Guests enter the limestone building through a canopy-protected doorway on 72nd Street into a lobby with a coffered ceiling and a striking stone staircase. Amenities include full-time doormen, a full gymnasium and a landscaped rooftop garden.
Photos of other apartments in the building are availble in a previous story, You can move into heiress Huguette Clark's building, for $25 million.
Previous stories in the Huguette Clark mystery series on msnbc.com:
William Andrews Clark Memorial Library
The young copper heiress Huguette Clark with one of her dolls.

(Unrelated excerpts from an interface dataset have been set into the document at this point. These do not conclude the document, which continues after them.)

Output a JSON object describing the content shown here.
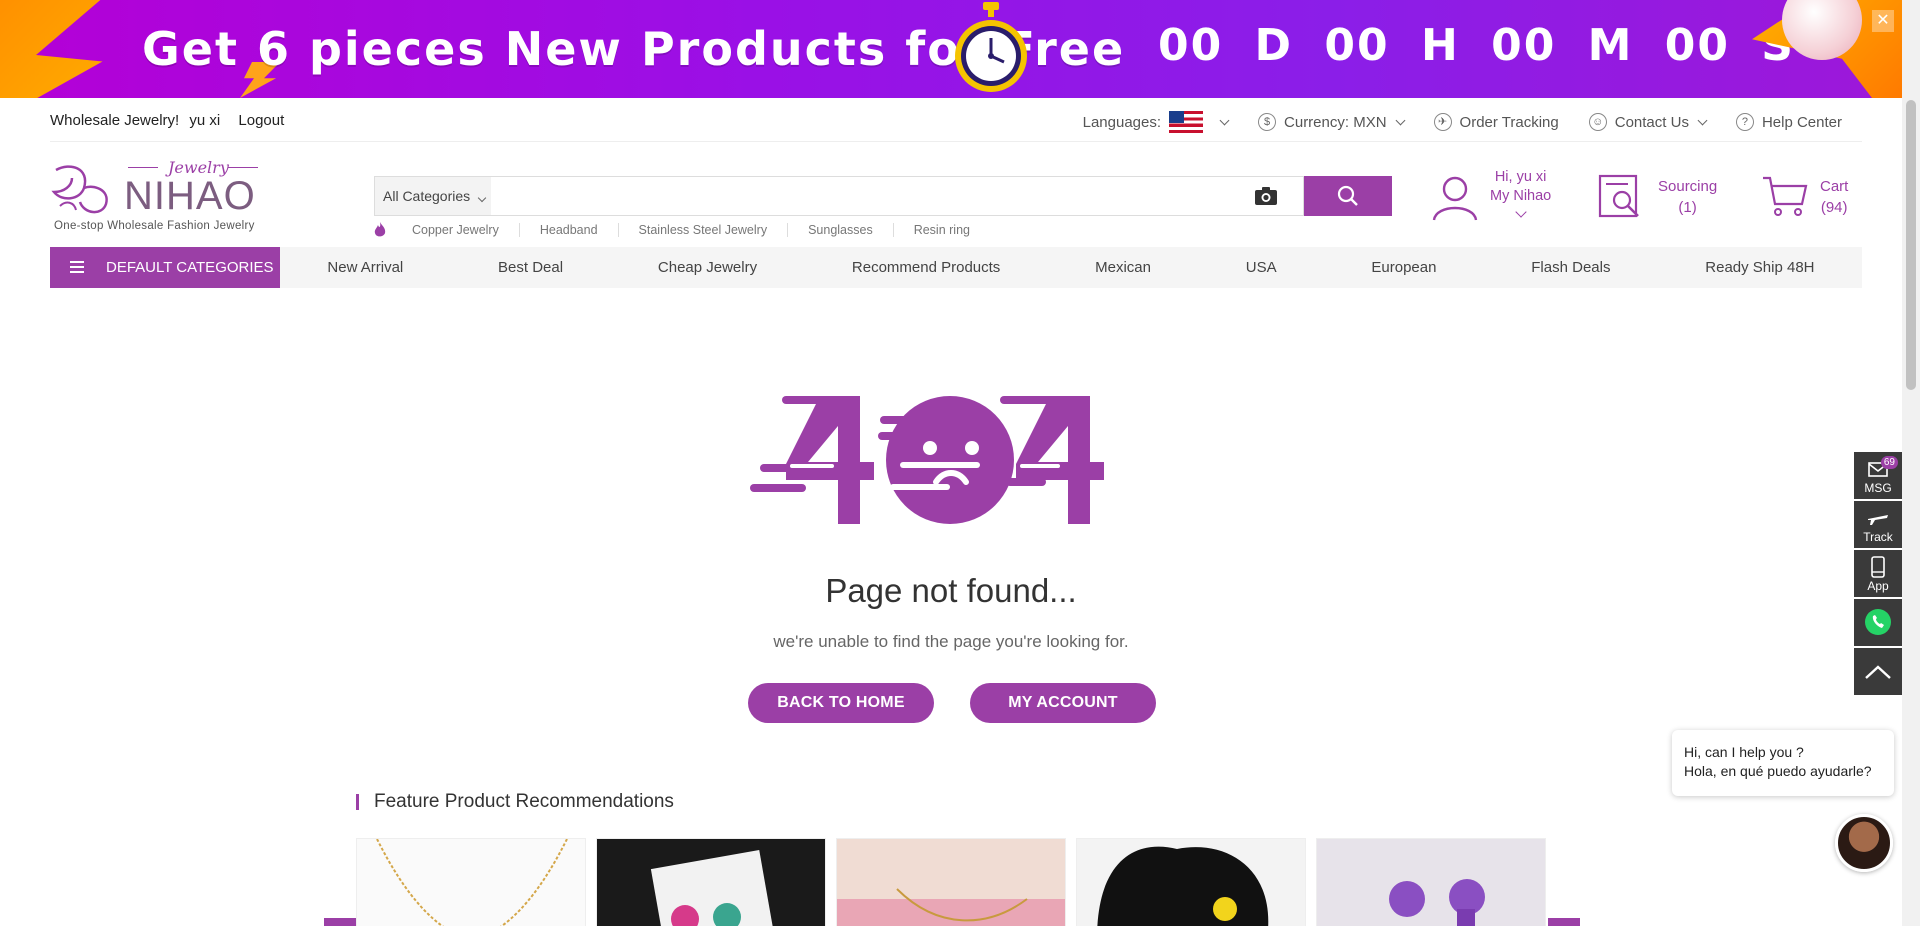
{
  "banner": {
    "title": "Get 6 pieces New Products for Free",
    "countdown": "00 D 00 H 00 M 00 S",
    "close": "✕"
  },
  "topbar": {
    "greeting": "Wholesale Jewelry!",
    "user": "yu xi",
    "logout": "Logout",
    "languages_label": "Languages:",
    "currency": "Currency: MXN",
    "order_tracking": "Order Tracking",
    "contact_us": "Contact Us",
    "help_center": "Help Center"
  },
  "logo": {
    "script": "Jewelry",
    "name": "NIHAO",
    "tagline": "One-stop Wholesale Fashion Jewelry"
  },
  "search": {
    "category": "All Categories",
    "placeholder": "",
    "hot_keywords": [
      "Copper Jewelry",
      "Headband",
      "Stainless Steel Jewelry",
      "Sunglasses",
      "Resin ring"
    ]
  },
  "account": {
    "hi": "Hi, yu xi",
    "my": "My Nihao"
  },
  "sourcing": {
    "label": "Sourcing",
    "count": "(1)"
  },
  "cart": {
    "label": "Cart",
    "count": "(94)"
  },
  "nav": {
    "categories": "DEFAULT CATEGORIES",
    "links": [
      "New Arrival",
      "Best Deal",
      "Cheap Jewelry",
      "Recommend Products",
      "Mexican",
      "USA",
      "European",
      "Flash Deals",
      "Ready Ship 48H"
    ]
  },
  "error": {
    "code": "404",
    "title": "Page not found...",
    "message": "we're unable to find the page you're looking for.",
    "back_home": "BACK TO HOME",
    "my_account": "MY ACCOUNT"
  },
  "recommendations": {
    "title": "Feature Product Recommendations"
  },
  "sidebar": {
    "msg": "MSG",
    "msg_badge": "69",
    "track": "Track",
    "app": "App"
  },
  "chat": {
    "line1": "Hi, can I help you ?",
    "line2": "Hola, en qué puedo ayudarle?"
  },
  "colors": {
    "brand": "#9b3fa6",
    "banner": "#9a10e6",
    "accent": "#ff9a00"
  }
}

She died in May 2011 at age 104. Her apartments, said to be the largest in New York City, are now for sale.
Photo narrative, "The Clarks: An American story of wealth, scandal and mystery," Feb. 26, 2010.
Printable version of the photo narrative, Feb. 26, 2010.
Clark family notes and sources, Feb. 26, 2010.
Investigative report, part one, "At 104, the mysterious heiress Huguette Clark is alone now: Relatives are kept away. Only her accountant and attorney visit. Who protects HuguetteClark, with 3 empty homes and no heirs?" Aug. 19, 2010.
Investigative report, part two, "Who is watching Huguette Clark's millions? Reclusive heiress's assets are sold by two advisers, one an accountant with a felony conviction. Another elderly client signed over his property to the same accountant and attorney," Aug. 20, 2010.
"Criminal probe begins into the finances of reclusive heiress Huguette Clark: Manhattan DA's Elder Abuse Unit is on the case. The same unit prosecuted the Brooke Astor case; Clark has about four times the wealth," Aug. 24, 2010.
"Report sparks welfare check on heiress Huguette Clark," Aug. 25, 2010.
"Huguette Clark, the reclusive heiress, has signed a will, attorney says," Sept. 2, 2010.
"Attorney for 104-year-old heiress defends his handling of her finances," Sept. 7, 2010.
"Huguette Clark, the reclusive copper heiress, dies at 104," May 24, 2011.
"Family excluded from Huguette Clark burial," May 26, 2011.
"Heiress Huguette Clark's will leaves $1 million to advisers," June 22, 2011.
"The 1 percent of the 1 percent: How Huguette Clark's millions were spent," Nov. 19, 2011.
"Book coming on reclusive heiress Huguette Clark and her family," Feb. 3, 2012.